Unfortunately, this is not a conspiracy theory - or if it is, it's a theory supported by several leading NGOs. "I've been in plenty of meetings where at least a third of those present are SWP members, in various different guises," says Dave Timms, press officer for the World Development Movement. "They call themselves Globalise Resistance, Stop the War Coalition, Project K - but it's always the same people, and they consistently packed meetings and voted their own people in as chairs, speakers and organisers."

Timms's criticisms echo those earlier in the year from ten big NGOs, including Greenpeace and Oxfam. They wrote of how, at a meeting held to determine who would speak at the forum, the SWP had "packed the room with their supporters". "This will do nothing to help broaden the movement in the UK," they wrote.
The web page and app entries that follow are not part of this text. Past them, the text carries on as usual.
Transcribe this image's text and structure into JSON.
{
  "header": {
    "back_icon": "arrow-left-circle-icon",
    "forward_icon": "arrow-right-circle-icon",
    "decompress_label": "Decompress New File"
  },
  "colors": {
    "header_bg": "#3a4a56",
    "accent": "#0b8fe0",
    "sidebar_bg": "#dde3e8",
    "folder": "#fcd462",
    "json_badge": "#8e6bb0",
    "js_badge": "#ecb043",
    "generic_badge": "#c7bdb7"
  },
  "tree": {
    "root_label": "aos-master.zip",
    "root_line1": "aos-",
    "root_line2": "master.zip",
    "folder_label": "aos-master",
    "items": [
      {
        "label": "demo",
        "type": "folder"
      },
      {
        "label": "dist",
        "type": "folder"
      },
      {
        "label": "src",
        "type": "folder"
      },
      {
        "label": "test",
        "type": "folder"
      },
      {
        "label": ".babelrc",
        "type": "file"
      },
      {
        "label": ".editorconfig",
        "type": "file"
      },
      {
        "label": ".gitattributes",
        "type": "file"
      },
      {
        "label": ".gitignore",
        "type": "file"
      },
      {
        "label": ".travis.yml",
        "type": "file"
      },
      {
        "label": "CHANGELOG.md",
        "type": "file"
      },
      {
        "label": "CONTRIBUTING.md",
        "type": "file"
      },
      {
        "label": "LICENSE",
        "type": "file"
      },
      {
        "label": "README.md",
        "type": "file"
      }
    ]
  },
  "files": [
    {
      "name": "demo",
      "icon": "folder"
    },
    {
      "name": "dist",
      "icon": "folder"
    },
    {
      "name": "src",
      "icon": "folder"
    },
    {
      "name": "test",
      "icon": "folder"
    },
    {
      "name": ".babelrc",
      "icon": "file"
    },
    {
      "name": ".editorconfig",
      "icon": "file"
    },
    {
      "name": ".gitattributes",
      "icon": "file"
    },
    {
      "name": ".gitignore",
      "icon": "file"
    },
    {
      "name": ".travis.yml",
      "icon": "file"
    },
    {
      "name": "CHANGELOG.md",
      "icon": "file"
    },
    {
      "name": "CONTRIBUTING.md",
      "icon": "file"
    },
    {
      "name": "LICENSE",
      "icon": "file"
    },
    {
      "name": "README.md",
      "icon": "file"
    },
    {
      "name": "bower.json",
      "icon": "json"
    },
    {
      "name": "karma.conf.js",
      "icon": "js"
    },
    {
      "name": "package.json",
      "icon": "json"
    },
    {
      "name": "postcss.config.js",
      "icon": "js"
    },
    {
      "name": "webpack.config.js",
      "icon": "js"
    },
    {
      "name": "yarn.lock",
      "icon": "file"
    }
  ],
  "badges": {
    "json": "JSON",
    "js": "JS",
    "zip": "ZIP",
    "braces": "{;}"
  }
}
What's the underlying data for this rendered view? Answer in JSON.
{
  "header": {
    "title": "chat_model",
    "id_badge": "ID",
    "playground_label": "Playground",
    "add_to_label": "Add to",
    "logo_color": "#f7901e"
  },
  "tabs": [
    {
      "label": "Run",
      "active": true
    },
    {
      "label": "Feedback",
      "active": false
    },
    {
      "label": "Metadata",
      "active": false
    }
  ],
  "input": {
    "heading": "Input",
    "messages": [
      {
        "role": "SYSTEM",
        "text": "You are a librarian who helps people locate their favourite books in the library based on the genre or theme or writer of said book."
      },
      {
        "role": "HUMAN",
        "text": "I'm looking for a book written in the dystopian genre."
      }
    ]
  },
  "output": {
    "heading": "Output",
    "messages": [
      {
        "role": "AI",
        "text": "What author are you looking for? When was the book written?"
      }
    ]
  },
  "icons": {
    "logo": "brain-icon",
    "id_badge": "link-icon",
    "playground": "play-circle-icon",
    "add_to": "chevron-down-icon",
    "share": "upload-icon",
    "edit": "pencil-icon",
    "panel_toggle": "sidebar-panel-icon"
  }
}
The Italian mobilising committee for the forum issued a public complaint in June about how the SWP and Socialist Action had behaved at a meeting in Paris: "They . . . were constantly unwilling to enter into real dialogue, tried to impose their own way and were often arrogant or used blackmail, repeatedly refusing to accept decisions and titles which had already been decided hours before."

Nick Dearden from War on Want, who has been involved in organising European Social Forums for years, says he now feels like giving up. "This year's whole thing has been deeply compromised from the start. Many of us wanted to open up the organising process and bring everyone in. The SWP wanted to shut down debate and run the show themselves. I think it has actually set radicalism in this country back."

The "global justice movement", as it has come to be known, is deeply committed to democracy and enthused with fresh ideas. The SWP, on the other hand, is an undemocratic, regressive organisation that seeks to harness the energy of this new movement for its own purposes. Its input made this year's forum seem at times more like a backward-looking, hard-left gathering than a place where a new world would be born.

Let's hope for better luck next time.